You deserve a learning environment free from gender-based discrimination, sexual harassment, sexual assault, domestic violence, dating violence, and stalking. If you experience these behaviors or otherwise know of a Title IX violation, you have many options for support and/or reporting. Middlebury’s Civil Rights and Title IX Office (CRTIX) can help you navigate your options. Please be aware that I am a Responsible Employee, which means that I am required by the College to report incidents of sexual harassment or sexual violence to CRTIX. There are resources for emotional and mental health care, advocacy, and academic support listed here, some of which are confidential.

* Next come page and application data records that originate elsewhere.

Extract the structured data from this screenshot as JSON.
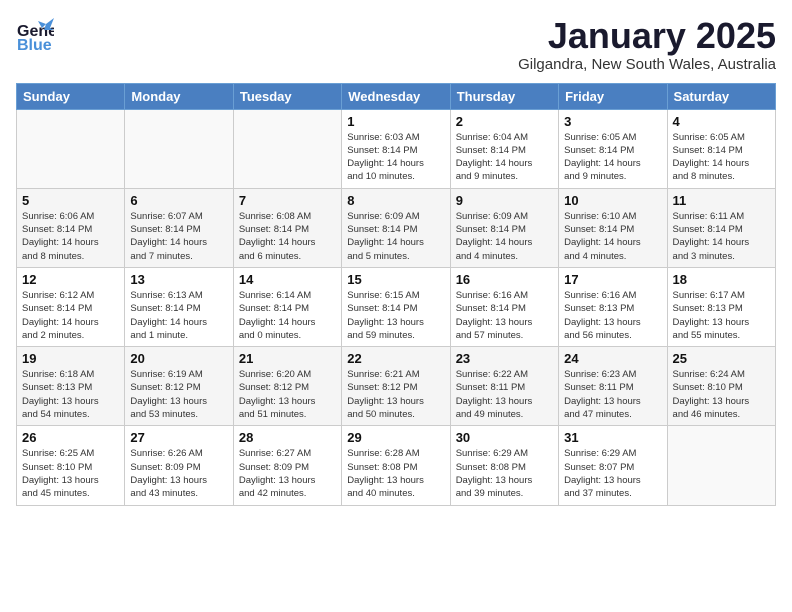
{
  "header": {
    "logo_line1": "General",
    "logo_line2": "Blue",
    "month": "January 2025",
    "location": "Gilgandra, New South Wales, Australia"
  },
  "weekdays": [
    "Sunday",
    "Monday",
    "Tuesday",
    "Wednesday",
    "Thursday",
    "Friday",
    "Saturday"
  ],
  "weeks": [
    [
      {
        "day": "",
        "info": ""
      },
      {
        "day": "",
        "info": ""
      },
      {
        "day": "",
        "info": ""
      },
      {
        "day": "1",
        "info": "Sunrise: 6:03 AM\nSunset: 8:14 PM\nDaylight: 14 hours\nand 10 minutes."
      },
      {
        "day": "2",
        "info": "Sunrise: 6:04 AM\nSunset: 8:14 PM\nDaylight: 14 hours\nand 9 minutes."
      },
      {
        "day": "3",
        "info": "Sunrise: 6:05 AM\nSunset: 8:14 PM\nDaylight: 14 hours\nand 9 minutes."
      },
      {
        "day": "4",
        "info": "Sunrise: 6:05 AM\nSunset: 8:14 PM\nDaylight: 14 hours\nand 8 minutes."
      }
    ],
    [
      {
        "day": "5",
        "info": "Sunrise: 6:06 AM\nSunset: 8:14 PM\nDaylight: 14 hours\nand 8 minutes."
      },
      {
        "day": "6",
        "info": "Sunrise: 6:07 AM\nSunset: 8:14 PM\nDaylight: 14 hours\nand 7 minutes."
      },
      {
        "day": "7",
        "info": "Sunrise: 6:08 AM\nSunset: 8:14 PM\nDaylight: 14 hours\nand 6 minutes."
      },
      {
        "day": "8",
        "info": "Sunrise: 6:09 AM\nSunset: 8:14 PM\nDaylight: 14 hours\nand 5 minutes."
      },
      {
        "day": "9",
        "info": "Sunrise: 6:09 AM\nSunset: 8:14 PM\nDaylight: 14 hours\nand 4 minutes."
      },
      {
        "day": "10",
        "info": "Sunrise: 6:10 AM\nSunset: 8:14 PM\nDaylight: 14 hours\nand 4 minutes."
      },
      {
        "day": "11",
        "info": "Sunrise: 6:11 AM\nSunset: 8:14 PM\nDaylight: 14 hours\nand 3 minutes."
      }
    ],
    [
      {
        "day": "12",
        "info": "Sunrise: 6:12 AM\nSunset: 8:14 PM\nDaylight: 14 hours\nand 2 minutes."
      },
      {
        "day": "13",
        "info": "Sunrise: 6:13 AM\nSunset: 8:14 PM\nDaylight: 14 hours\nand 1 minute."
      },
      {
        "day": "14",
        "info": "Sunrise: 6:14 AM\nSunset: 8:14 PM\nDaylight: 14 hours\nand 0 minutes."
      },
      {
        "day": "15",
        "info": "Sunrise: 6:15 AM\nSunset: 8:14 PM\nDaylight: 13 hours\nand 59 minutes."
      },
      {
        "day": "16",
        "info": "Sunrise: 6:16 AM\nSunset: 8:14 PM\nDaylight: 13 hours\nand 57 minutes."
      },
      {
        "day": "17",
        "info": "Sunrise: 6:16 AM\nSunset: 8:13 PM\nDaylight: 13 hours\nand 56 minutes."
      },
      {
        "day": "18",
        "info": "Sunrise: 6:17 AM\nSunset: 8:13 PM\nDaylight: 13 hours\nand 55 minutes."
      }
    ],
    [
      {
        "day": "19",
        "info": "Sunrise: 6:18 AM\nSunset: 8:13 PM\nDaylight: 13 hours\nand 54 minutes."
      },
      {
        "day": "20",
        "info": "Sunrise: 6:19 AM\nSunset: 8:12 PM\nDaylight: 13 hours\nand 53 minutes."
      },
      {
        "day": "21",
        "info": "Sunrise: 6:20 AM\nSunset: 8:12 PM\nDaylight: 13 hours\nand 51 minutes."
      },
      {
        "day": "22",
        "info": "Sunrise: 6:21 AM\nSunset: 8:12 PM\nDaylight: 13 hours\nand 50 minutes."
      },
      {
        "day": "23",
        "info": "Sunrise: 6:22 AM\nSunset: 8:11 PM\nDaylight: 13 hours\nand 49 minutes."
      },
      {
        "day": "24",
        "info": "Sunrise: 6:23 AM\nSunset: 8:11 PM\nDaylight: 13 hours\nand 47 minutes."
      },
      {
        "day": "25",
        "info": "Sunrise: 6:24 AM\nSunset: 8:10 PM\nDaylight: 13 hours\nand 46 minutes."
      }
    ],
    [
      {
        "day": "26",
        "info": "Sunrise: 6:25 AM\nSunset: 8:10 PM\nDaylight: 13 hours\nand 45 minutes."
      },
      {
        "day": "27",
        "info": "Sunrise: 6:26 AM\nSunset: 8:09 PM\nDaylight: 13 hours\nand 43 minutes."
      },
      {
        "day": "28",
        "info": "Sunrise: 6:27 AM\nSunset: 8:09 PM\nDaylight: 13 hours\nand 42 minutes."
      },
      {
        "day": "29",
        "info": "Sunrise: 6:28 AM\nSunset: 8:08 PM\nDaylight: 13 hours\nand 40 minutes."
      },
      {
        "day": "30",
        "info": "Sunrise: 6:29 AM\nSunset: 8:08 PM\nDaylight: 13 hours\nand 39 minutes."
      },
      {
        "day": "31",
        "info": "Sunrise: 6:29 AM\nSunset: 8:07 PM\nDaylight: 13 hours\nand 37 minutes."
      },
      {
        "day": "",
        "info": ""
      }
    ]
  ]
}
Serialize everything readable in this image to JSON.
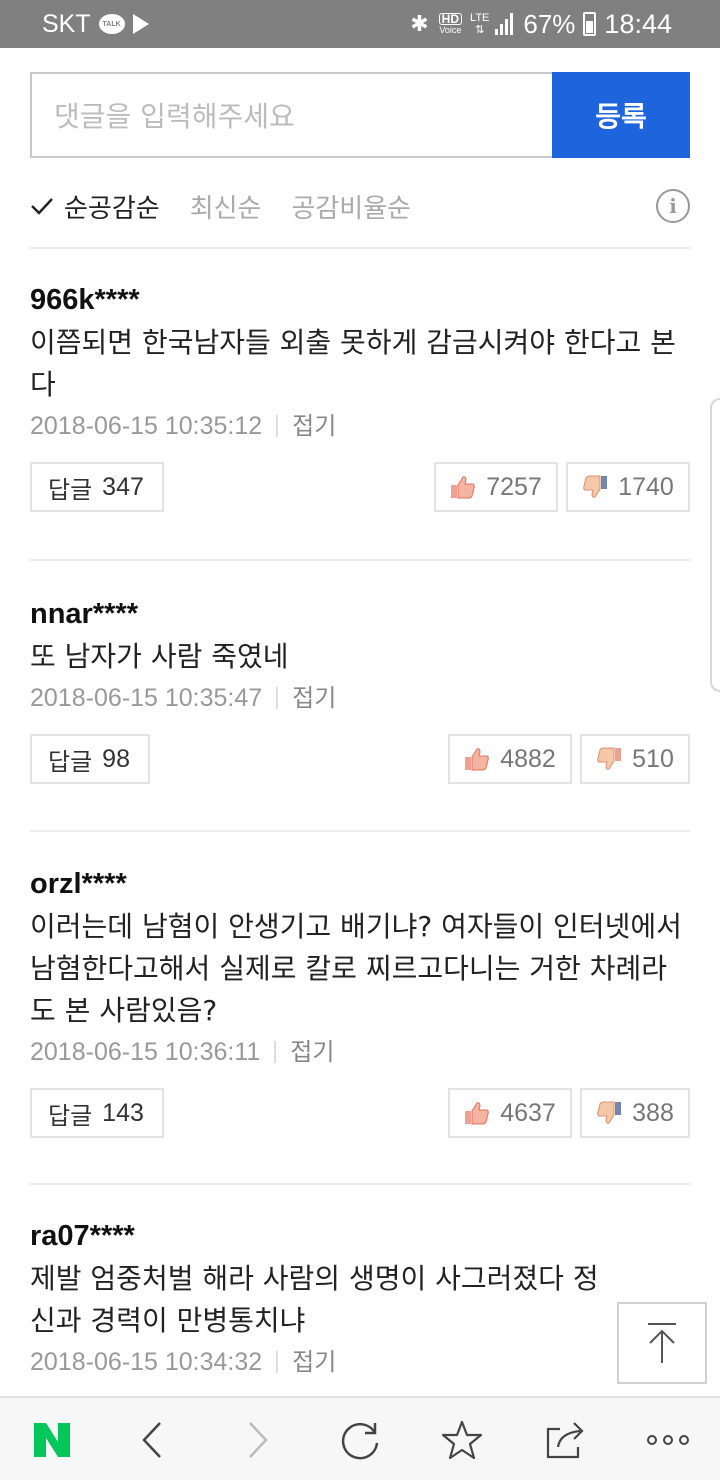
{
  "status_bar": {
    "carrier": "SKT",
    "talk_badge": "TALK",
    "hd_label": "HD",
    "voice_label": "Voice",
    "lte_label": "LTE",
    "battery": "67%",
    "time": "18:44"
  },
  "comment_input": {
    "placeholder": "댓글을 입력해주세요",
    "submit_label": "등록"
  },
  "sort": {
    "active": "순공감순",
    "options": [
      "최신순",
      "공감비율순"
    ],
    "info_icon": "info-icon"
  },
  "comments": [
    {
      "user": "966k****",
      "text": "이쯤되면 한국남자들 외출 못하게 감금시켜야 한다고 본다",
      "timestamp": "2018-06-15 10:35:12",
      "fold_label": "접기",
      "reply_label": "답글",
      "reply_count": "347",
      "likes": "7257",
      "dislikes": "1740"
    },
    {
      "user": "nnar****",
      "text": "또 남자가 사람 죽였네",
      "timestamp": "2018-06-15 10:35:47",
      "fold_label": "접기",
      "reply_label": "답글",
      "reply_count": "98",
      "likes": "4882",
      "dislikes": "510"
    },
    {
      "user": "orzl****",
      "text": "이러는데 남혐이 안생기고 배기냐? 여자들이 인터넷에서 남혐한다고해서 실제로 칼로 찌르고다니는 거한 차례라도 본 사람있음?",
      "timestamp": "2018-06-15 10:36:11",
      "fold_label": "접기",
      "reply_label": "답글",
      "reply_count": "143",
      "likes": "4637",
      "dislikes": "388"
    },
    {
      "user": "ra07****",
      "text": "제발 엄중처벌 해라 사람의 생명이 사그러졌다 정신과 경력이 만병통치냐",
      "timestamp": "2018-06-15 10:34:32",
      "fold_label": "접기"
    }
  ],
  "bottom_bar": {
    "items": [
      "naver-logo-icon",
      "back-icon",
      "forward-icon",
      "refresh-icon",
      "bookmark-star-icon",
      "share-icon",
      "more-icon"
    ],
    "logo_letter": "N",
    "colors": {
      "naver_green": "#03c75a",
      "accent_blue": "#1e64dc"
    }
  }
}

You deserve to fully and equitably participate in our learning environment. I am actively putting effort into ensuring that course materials are screen-reader accessible, and welcome feedback on where I can do better. Middlebury’s Disability Resource Center can help you remove barriers to learning in this and other courses.

You deserve to be addressed in the manner that reflects who you are. I welcome to tell me your pronouns and/or preferred name at any time, either in person or via email. Conversely, please address your classmates according to their expressed preferences.

Beyond CSCI 0145

General Advice

I am always happy to talk with you about your future plans, including internships, research opportunities, and graduate school applications. Because I am a creature of the academy, I am less knowledgeable about industry jobs, although you are welcome to ask about those too. You can drop in during Student Hours or email me to make an appointment.

Letters of Recommendation

Writing letters of recommendation for students is a fundamental part of my job and something that I am usually very happy to do. Here’s how to ask me for a letter.

© Philip Claude Caplan, Andrea Vaccari, and Phil Chodrow, 2022